§ DIRECTIONS: Return each line of the data below exactly, omitting any pictures.

§ DATA SUPPLIED:
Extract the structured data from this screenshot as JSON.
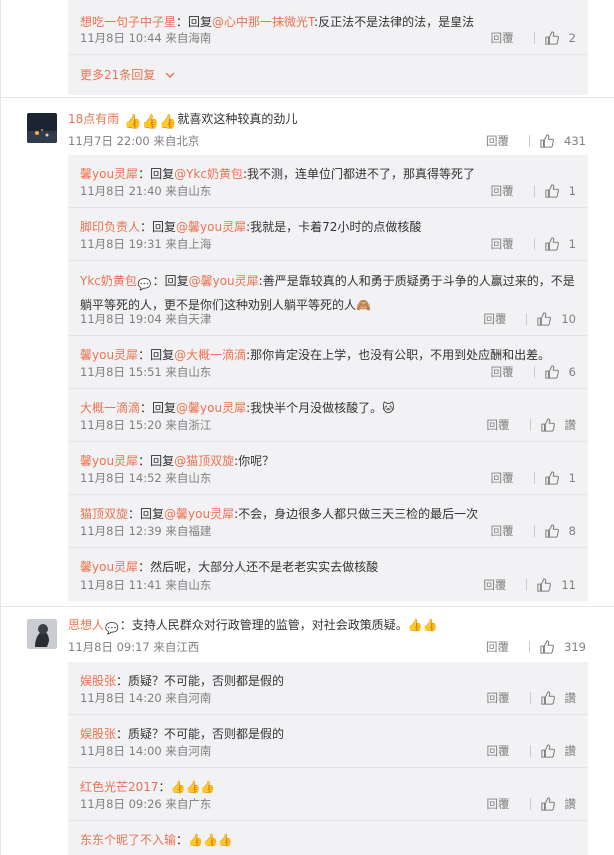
{
  "labels": {
    "reply": "回覆",
    "from": "来自",
    "more_icon": "chevron-down-icon"
  },
  "top_thread": {
    "replies": [
      {
        "user": "想吃一句子中子星",
        "reply_prefix": "：回复",
        "mention": "@心中那一抹微光T",
        "text": ":反正法不是法律的法，是皇法",
        "date": "11月8日 10:44",
        "place": "来自海南",
        "likes": "2"
      }
    ],
    "more": "更多21条回复"
  },
  "comments": [
    {
      "user": "18点有雨",
      "badge": "",
      "emojis_before": "👍👍👍",
      "text": "就喜欢这种较真的劲儿",
      "date": "11月7日 22:00",
      "place": "来自北京",
      "likes": "431",
      "replies": [
        {
          "user": "馨you灵犀",
          "reply_prefix": "：回复",
          "mention": "@Ykc奶黄包",
          "text": ":我不测，连单位门都进不了，那真得等死了",
          "date": "11月8日 21:40",
          "place": "来自山东",
          "likes": "1"
        },
        {
          "user": "脚印负责人",
          "reply_prefix": "：回复",
          "mention": "@馨you灵犀",
          "text": ":我就是，卡着72小时的点做核酸",
          "date": "11月8日 19:31",
          "place": "来自上海",
          "likes": "1"
        },
        {
          "user": "Ykc奶黄包",
          "reply_prefix": "：回复",
          "mention": "@馨you灵犀",
          "text": ":善严是靠较真的人和勇于质疑勇于斗争的人赢过来的，不是躺平等死的人，更不是你们这种劝别人躺平等死的人🙈",
          "date": "11月8日 19:04",
          "place": "来自天津",
          "likes": "10",
          "tall": true
        },
        {
          "user": "馨you灵犀",
          "reply_prefix": "：回复",
          "mention": "@大概一滴滴",
          "text": ":那你肯定没在上学，也没有公职，不用到处应酬和出差。",
          "date": "11月8日 15:51",
          "place": "来自山东",
          "likes": "6"
        },
        {
          "user": "大概一滴滴",
          "reply_prefix": "：回复",
          "mention": "@馨you灵犀",
          "text": ":我快半个月没做核酸了。🐱",
          "date": "11月8日 15:20",
          "place": "来自浙江",
          "likes": "讚"
        },
        {
          "user": "馨you灵犀",
          "reply_prefix": "：回复",
          "mention": "@猫顶双旋",
          "text": ":你呢？",
          "date": "11月8日 14:52",
          "place": "来自山东",
          "likes": "1"
        },
        {
          "user": "猫顶双旋",
          "reply_prefix": "：回复",
          "mention": "@馨you灵犀",
          "text": ":不会，身边很多人都只做三天三检的最后一次",
          "date": "11月8日 12:39",
          "place": "来自福建",
          "likes": "8"
        },
        {
          "user": "馨you灵犀",
          "reply_prefix": "",
          "mention": "",
          "text": "：然后呢，大部分人还不是老老实实去做核酸",
          "date": "11月8日 11:41",
          "place": "来自山东",
          "likes": "11"
        }
      ]
    },
    {
      "user": "思想人",
      "badge": "💬",
      "emojis_before": "",
      "text": "：支持人民群众对行政管理的监管，对社会政策质疑。👍👍",
      "date": "11月8日 09:17",
      "place": "来自江西",
      "likes": "319",
      "replies": [
        {
          "user": "娱股张",
          "reply_prefix": "",
          "mention": "",
          "text": "：质疑？不可能，否则都是假的",
          "date": "11月8日 14:20",
          "place": "来自河南",
          "likes": "讚"
        },
        {
          "user": "娱股张",
          "reply_prefix": "",
          "mention": "",
          "text": "：质疑？不可能，否则都是假的",
          "date": "11月8日 14:00",
          "place": "来自河南",
          "likes": "讚"
        },
        {
          "user": "红色光芒2017",
          "reply_prefix": "",
          "mention": "",
          "text": "：👍👍👍",
          "date": "11月8日 09:26",
          "place": "来自广东",
          "likes": "讚"
        },
        {
          "user": "东东个昵了不入输",
          "reply_prefix": "",
          "mention": "",
          "text": "：👍👍👍",
          "date": "",
          "place": "",
          "likes": ""
        }
      ]
    }
  ]
}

§ RESPONSE TO THE EXERCISE:
Extract the structured data from this screenshot as JSON.
{
  "labels": {
    "reply": "回覆",
    "from": "来自",
    "more_icon": "chevron-down-icon"
  },
  "top_thread": {
    "replies": [
      {
        "user": "想吃一句子中子星",
        "reply_prefix": "：回复",
        "mention": "@心中那一抹微光T",
        "text": ":反正法不是法律的法，是皇法",
        "date": "11月8日 10:44",
        "place": "来自海南",
        "likes": "2"
      }
    ],
    "more": "更多21条回复"
  },
  "comments": [
    {
      "user": "18点有雨",
      "badge": "",
      "emojis_before": "👍👍👍",
      "text": "就喜欢这种较真的劲儿",
      "date": "11月7日 22:00",
      "place": "来自北京",
      "likes": "431",
      "replies": [
        {
          "user": "馨you灵犀",
          "reply_prefix": "：回复",
          "mention": "@Ykc奶黄包",
          "text": ":我不测，连单位门都进不了，那真得等死了",
          "date": "11月8日 21:40",
          "place": "来自山东",
          "likes": "1"
        },
        {
          "user": "脚印负责人",
          "reply_prefix": "：回复",
          "mention": "@馨you灵犀",
          "text": ":我就是，卡着72小时的点做核酸",
          "date": "11月8日 19:31",
          "place": "来自上海",
          "likes": "1"
        },
        {
          "user": "Ykc奶黄包",
          "reply_prefix": "：回复",
          "mention": "@馨you灵犀",
          "text": ":善严是靠较真的人和勇于质疑勇于斗争的人赢过来的，不是躺平等死的人，更不是你们这种劝别人躺平等死的人🙈",
          "date": "11月8日 19:04",
          "place": "来自天津",
          "likes": "10",
          "tall": true
        },
        {
          "user": "馨you灵犀",
          "reply_prefix": "：回复",
          "mention": "@大概一滴滴",
          "text": ":那你肯定没在上学，也没有公职，不用到处应酬和出差。",
          "date": "11月8日 15:51",
          "place": "来自山东",
          "likes": "6"
        },
        {
          "user": "大概一滴滴",
          "reply_prefix": "：回复",
          "mention": "@馨you灵犀",
          "text": ":我快半个月没做核酸了。🐱",
          "date": "11月8日 15:20",
          "place": "来自浙江",
          "likes": "讚"
        },
        {
          "user": "馨you灵犀",
          "reply_prefix": "：回复",
          "mention": "@猫顶双旋",
          "text": ":你呢？",
          "date": "11月8日 14:52",
          "place": "来自山东",
          "likes": "1"
        },
        {
          "user": "猫顶双旋",
          "reply_prefix": "：回复",
          "mention": "@馨you灵犀",
          "text": ":不会，身边很多人都只做三天三检的最后一次",
          "date": "11月8日 12:39",
          "place": "来自福建",
          "likes": "8"
        },
        {
          "user": "馨you灵犀",
          "reply_prefix": "",
          "mention": "",
          "text": "：然后呢，大部分人还不是老老实实去做核酸",
          "date": "11月8日 11:41",
          "place": "来自山东",
          "likes": "11"
        }
      ]
    },
    {
      "user": "思想人",
      "badge": "💬",
      "emojis_before": "",
      "text": "：支持人民群众对行政管理的监管，对社会政策质疑。👍👍",
      "date": "11月8日 09:17",
      "place": "来自江西",
      "likes": "319",
      "replies": [
        {
          "user": "娱股张",
          "reply_prefix": "",
          "mention": "",
          "text": "：质疑？不可能，否则都是假的",
          "date": "11月8日 14:20",
          "place": "来自河南",
          "likes": "讚"
        },
        {
          "user": "娱股张",
          "reply_prefix": "",
          "mention": "",
          "text": "：质疑？不可能，否则都是假的",
          "date": "11月8日 14:00",
          "place": "来自河南",
          "likes": "讚"
        },
        {
          "user": "红色光芒2017",
          "reply_prefix": "",
          "mention": "",
          "text": "：👍👍👍",
          "date": "11月8日 09:26",
          "place": "来自广东",
          "likes": "讚"
        },
        {
          "user": "东东个昵了不入输",
          "reply_prefix": "",
          "mention": "",
          "text": "：👍👍👍",
          "date": "",
          "place": "",
          "likes": ""
        }
      ]
    }
  ]
}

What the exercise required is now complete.